What is the count of lines below that include "cube"? Reply with nothing else.

Data records START

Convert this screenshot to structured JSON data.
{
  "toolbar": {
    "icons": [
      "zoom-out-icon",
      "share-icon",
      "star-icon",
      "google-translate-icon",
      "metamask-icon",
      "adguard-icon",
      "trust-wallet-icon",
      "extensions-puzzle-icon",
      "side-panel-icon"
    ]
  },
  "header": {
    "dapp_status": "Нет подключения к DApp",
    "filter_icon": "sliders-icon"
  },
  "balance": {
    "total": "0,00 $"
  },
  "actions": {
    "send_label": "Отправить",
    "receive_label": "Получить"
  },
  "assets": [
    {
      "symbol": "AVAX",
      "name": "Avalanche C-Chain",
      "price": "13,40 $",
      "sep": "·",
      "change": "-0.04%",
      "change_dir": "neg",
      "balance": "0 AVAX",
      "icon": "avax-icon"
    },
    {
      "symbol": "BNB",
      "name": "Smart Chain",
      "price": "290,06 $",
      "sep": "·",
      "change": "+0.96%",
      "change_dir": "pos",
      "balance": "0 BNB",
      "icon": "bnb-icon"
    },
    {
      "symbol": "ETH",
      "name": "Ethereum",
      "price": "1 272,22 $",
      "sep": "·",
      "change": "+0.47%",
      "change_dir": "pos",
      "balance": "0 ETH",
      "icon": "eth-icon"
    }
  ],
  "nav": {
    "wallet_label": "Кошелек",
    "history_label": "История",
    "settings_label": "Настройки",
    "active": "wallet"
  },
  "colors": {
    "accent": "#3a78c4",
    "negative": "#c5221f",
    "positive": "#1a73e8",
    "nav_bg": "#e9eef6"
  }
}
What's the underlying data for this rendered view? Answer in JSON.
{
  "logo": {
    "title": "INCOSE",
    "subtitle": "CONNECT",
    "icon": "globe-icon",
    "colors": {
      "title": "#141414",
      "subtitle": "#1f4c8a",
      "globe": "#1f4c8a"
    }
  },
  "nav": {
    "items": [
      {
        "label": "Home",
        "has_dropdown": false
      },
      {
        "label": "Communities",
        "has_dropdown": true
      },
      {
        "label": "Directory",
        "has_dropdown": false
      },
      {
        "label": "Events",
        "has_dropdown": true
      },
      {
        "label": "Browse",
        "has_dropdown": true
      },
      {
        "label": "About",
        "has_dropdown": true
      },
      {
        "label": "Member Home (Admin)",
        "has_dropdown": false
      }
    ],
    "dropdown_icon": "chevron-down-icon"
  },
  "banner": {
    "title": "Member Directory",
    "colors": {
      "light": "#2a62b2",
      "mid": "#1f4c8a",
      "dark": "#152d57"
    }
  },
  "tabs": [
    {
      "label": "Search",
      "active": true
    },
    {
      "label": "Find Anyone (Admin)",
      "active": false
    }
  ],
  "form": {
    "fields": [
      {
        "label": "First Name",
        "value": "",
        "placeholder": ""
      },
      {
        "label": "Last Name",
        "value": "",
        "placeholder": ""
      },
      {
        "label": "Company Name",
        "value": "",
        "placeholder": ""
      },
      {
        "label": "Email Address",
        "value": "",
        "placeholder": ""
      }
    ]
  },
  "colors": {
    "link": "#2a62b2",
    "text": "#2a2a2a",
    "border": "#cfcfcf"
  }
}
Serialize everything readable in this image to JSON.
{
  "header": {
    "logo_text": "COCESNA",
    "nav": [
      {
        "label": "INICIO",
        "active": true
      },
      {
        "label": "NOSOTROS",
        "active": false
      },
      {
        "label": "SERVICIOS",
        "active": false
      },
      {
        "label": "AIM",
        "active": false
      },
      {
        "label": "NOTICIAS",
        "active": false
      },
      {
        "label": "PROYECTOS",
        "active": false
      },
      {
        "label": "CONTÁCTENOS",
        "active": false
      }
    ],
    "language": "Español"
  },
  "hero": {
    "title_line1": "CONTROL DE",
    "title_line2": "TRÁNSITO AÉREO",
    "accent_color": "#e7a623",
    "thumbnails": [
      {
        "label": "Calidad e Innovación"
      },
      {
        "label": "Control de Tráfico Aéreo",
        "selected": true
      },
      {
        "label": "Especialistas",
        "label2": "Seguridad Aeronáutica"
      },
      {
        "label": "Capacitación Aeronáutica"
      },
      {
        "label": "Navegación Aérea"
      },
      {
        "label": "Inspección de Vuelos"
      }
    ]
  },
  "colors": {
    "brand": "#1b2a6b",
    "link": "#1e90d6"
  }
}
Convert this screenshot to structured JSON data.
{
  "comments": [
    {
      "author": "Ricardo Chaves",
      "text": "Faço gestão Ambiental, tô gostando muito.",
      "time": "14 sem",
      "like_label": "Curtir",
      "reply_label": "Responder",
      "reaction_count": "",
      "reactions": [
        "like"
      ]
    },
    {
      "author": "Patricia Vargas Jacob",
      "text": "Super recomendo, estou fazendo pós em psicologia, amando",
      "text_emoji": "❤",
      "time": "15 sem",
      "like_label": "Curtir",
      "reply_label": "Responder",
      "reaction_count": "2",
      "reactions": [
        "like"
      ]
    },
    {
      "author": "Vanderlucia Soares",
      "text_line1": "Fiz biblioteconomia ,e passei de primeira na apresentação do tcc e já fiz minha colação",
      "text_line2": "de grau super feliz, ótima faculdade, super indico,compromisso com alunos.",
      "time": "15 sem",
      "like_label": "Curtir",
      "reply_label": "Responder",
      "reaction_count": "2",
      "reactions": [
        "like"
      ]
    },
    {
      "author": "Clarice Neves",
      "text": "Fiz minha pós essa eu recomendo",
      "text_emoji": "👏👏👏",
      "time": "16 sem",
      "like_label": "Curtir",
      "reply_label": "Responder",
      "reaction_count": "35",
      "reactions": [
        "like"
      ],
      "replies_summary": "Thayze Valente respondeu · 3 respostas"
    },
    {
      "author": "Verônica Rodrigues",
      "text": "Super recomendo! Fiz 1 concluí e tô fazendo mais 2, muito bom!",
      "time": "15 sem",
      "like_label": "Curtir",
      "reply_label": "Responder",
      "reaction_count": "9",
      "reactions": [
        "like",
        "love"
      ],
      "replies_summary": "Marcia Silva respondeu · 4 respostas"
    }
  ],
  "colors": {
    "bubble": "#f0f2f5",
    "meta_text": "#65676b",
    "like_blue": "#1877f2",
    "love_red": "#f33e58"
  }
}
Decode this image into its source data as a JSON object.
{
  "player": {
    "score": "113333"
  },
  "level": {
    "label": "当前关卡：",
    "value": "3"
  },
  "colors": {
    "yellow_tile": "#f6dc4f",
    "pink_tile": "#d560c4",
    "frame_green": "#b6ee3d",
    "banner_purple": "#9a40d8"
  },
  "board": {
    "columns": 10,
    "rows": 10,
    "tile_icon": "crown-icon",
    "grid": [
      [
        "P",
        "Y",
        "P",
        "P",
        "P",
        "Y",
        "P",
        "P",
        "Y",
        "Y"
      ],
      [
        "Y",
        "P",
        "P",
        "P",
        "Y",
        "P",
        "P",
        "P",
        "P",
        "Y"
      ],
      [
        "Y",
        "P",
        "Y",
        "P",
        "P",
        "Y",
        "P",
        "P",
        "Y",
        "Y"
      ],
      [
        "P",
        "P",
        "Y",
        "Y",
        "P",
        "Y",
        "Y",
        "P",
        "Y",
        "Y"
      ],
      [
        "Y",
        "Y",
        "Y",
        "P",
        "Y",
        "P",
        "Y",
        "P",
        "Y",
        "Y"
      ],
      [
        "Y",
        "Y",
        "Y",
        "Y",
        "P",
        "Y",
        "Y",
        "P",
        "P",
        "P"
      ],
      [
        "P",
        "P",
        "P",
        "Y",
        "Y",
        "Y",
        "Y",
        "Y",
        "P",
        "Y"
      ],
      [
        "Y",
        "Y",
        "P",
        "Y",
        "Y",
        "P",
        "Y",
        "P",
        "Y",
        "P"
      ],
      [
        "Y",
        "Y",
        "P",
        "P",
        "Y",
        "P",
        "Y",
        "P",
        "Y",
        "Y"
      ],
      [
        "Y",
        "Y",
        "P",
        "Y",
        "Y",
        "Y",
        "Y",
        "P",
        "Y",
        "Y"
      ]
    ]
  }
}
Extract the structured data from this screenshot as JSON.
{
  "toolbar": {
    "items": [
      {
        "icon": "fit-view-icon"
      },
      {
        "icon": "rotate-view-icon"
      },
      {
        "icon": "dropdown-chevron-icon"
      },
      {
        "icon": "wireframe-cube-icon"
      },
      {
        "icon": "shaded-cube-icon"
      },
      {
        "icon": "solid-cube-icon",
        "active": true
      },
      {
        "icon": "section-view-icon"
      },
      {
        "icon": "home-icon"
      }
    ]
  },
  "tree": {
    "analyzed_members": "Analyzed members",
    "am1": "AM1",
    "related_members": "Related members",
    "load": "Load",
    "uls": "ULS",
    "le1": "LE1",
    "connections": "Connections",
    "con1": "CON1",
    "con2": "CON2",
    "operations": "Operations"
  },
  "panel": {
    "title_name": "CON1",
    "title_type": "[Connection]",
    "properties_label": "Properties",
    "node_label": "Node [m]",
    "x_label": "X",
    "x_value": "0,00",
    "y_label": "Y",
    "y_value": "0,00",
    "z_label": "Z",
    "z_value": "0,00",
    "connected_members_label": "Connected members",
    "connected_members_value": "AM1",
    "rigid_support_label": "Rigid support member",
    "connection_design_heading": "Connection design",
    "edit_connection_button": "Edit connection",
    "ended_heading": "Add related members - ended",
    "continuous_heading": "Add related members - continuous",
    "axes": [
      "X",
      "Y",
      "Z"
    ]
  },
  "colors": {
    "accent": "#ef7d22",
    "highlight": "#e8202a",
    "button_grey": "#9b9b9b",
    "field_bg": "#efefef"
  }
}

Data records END

=== Response to the task ===
3